REQUIRED ACTION: For the data that follows, state how many lines hold the string "with", giving the number by itself.

Element data from apps and pages:
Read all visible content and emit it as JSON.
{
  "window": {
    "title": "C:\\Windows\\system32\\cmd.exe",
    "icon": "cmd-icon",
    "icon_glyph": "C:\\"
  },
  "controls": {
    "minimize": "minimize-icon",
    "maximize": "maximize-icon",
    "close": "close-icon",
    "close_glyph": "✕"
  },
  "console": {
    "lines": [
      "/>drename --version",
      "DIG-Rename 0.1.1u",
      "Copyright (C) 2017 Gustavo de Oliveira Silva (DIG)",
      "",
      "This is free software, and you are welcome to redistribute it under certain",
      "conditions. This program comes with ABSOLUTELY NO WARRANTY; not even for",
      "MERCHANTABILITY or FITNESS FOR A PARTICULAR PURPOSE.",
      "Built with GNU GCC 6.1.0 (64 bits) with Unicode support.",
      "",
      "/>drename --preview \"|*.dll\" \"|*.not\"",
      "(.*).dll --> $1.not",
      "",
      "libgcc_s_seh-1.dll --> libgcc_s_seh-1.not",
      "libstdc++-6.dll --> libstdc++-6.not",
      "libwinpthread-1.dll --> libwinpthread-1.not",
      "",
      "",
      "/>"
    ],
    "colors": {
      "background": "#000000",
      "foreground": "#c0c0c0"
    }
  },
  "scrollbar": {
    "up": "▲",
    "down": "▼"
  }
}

TASK RESULT: 2